Exercise :: Down to the last character, write out the records below.

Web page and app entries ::
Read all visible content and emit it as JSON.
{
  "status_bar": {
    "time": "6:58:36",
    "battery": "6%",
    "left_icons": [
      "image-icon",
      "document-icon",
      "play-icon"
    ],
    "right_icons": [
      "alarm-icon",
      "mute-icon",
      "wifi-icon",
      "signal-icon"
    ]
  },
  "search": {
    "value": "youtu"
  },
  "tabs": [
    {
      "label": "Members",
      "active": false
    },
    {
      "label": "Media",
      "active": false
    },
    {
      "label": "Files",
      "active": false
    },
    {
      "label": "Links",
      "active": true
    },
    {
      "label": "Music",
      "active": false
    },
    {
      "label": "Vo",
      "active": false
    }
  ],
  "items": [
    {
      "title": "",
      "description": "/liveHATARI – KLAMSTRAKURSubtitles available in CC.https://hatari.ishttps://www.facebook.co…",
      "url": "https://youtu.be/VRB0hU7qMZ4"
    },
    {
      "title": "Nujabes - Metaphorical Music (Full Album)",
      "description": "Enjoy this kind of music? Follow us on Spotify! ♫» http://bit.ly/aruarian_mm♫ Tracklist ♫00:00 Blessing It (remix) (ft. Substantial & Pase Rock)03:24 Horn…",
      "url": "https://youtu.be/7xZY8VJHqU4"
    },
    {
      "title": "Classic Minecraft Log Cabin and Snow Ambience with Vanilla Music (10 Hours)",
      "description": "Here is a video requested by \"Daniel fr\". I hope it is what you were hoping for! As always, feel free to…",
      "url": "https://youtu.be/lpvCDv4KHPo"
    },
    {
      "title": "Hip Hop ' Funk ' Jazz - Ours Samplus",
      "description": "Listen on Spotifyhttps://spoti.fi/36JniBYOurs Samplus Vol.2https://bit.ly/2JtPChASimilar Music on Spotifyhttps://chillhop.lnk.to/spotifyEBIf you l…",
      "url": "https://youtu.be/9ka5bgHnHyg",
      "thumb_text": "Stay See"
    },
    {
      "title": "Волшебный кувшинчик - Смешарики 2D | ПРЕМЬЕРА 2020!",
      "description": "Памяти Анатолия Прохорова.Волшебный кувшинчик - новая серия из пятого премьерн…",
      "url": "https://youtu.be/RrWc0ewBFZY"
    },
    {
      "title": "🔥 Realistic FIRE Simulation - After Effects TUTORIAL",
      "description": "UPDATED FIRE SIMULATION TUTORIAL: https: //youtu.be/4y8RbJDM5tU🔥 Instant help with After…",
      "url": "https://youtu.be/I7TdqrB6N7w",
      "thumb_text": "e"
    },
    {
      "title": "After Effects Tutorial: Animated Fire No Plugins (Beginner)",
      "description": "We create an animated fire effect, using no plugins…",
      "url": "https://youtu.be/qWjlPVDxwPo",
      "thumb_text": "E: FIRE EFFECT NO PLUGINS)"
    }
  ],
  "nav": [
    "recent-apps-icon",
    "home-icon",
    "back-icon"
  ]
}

Problem solution ::
Read all visible content and emit it as JSON.
{
  "status_bar": {
    "time": "6:58:36",
    "battery": "6%",
    "left_icons": [
      "image-icon",
      "document-icon",
      "play-icon"
    ],
    "right_icons": [
      "alarm-icon",
      "mute-icon",
      "wifi-icon",
      "signal-icon"
    ]
  },
  "search": {
    "value": "youtu"
  },
  "tabs": [
    {
      "label": "Members",
      "active": false
    },
    {
      "label": "Media",
      "active": false
    },
    {
      "label": "Files",
      "active": false
    },
    {
      "label": "Links",
      "active": true
    },
    {
      "label": "Music",
      "active": false
    },
    {
      "label": "Vo",
      "active": false
    }
  ],
  "items": [
    {
      "title": "",
      "description": "/liveHATARI – KLAMSTRAKURSubtitles available in CC.https://hatari.ishttps://www.facebook.co…",
      "url": "https://youtu.be/VRB0hU7qMZ4"
    },
    {
      "title": "Nujabes - Metaphorical Music (Full Album)",
      "description": "Enjoy this kind of music? Follow us on Spotify! ♫» http://bit.ly/aruarian_mm♫ Tracklist ♫00:00 Blessing It (remix) (ft. Substantial & Pase Rock)03:24 Horn…",
      "url": "https://youtu.be/7xZY8VJHqU4"
    },
    {
      "title": "Classic Minecraft Log Cabin and Snow Ambience with Vanilla Music (10 Hours)",
      "description": "Here is a video requested by \"Daniel fr\". I hope it is what you were hoping for! As always, feel free to…",
      "url": "https://youtu.be/lpvCDv4KHPo"
    },
    {
      "title": "Hip Hop ' Funk ' Jazz - Ours Samplus",
      "description": "Listen on Spotifyhttps://spoti.fi/36JniBYOurs Samplus Vol.2https://bit.ly/2JtPChASimilar Music on Spotifyhttps://chillhop.lnk.to/spotifyEBIf you l…",
      "url": "https://youtu.be/9ka5bgHnHyg",
      "thumb_text": "Stay See"
    },
    {
      "title": "Волшебный кувшинчик - Смешарики 2D | ПРЕМЬЕРА 2020!",
      "description": "Памяти Анатолия Прохорова.Волшебный кувшинчик - новая серия из пятого премьерн…",
      "url": "https://youtu.be/RrWc0ewBFZY"
    },
    {
      "title": "🔥 Realistic FIRE Simulation - After Effects TUTORIAL",
      "description": "UPDATED FIRE SIMULATION TUTORIAL: https: //youtu.be/4y8RbJDM5tU🔥 Instant help with After…",
      "url": "https://youtu.be/I7TdqrB6N7w",
      "thumb_text": "e"
    },
    {
      "title": "After Effects Tutorial: Animated Fire No Plugins (Beginner)",
      "description": "We create an animated fire effect, using no plugins…",
      "url": "https://youtu.be/qWjlPVDxwPo",
      "thumb_text": "E: FIRE EFFECT NO PLUGINS)"
    }
  ],
  "nav": [
    "recent-apps-icon",
    "home-icon",
    "back-icon"
  ]
}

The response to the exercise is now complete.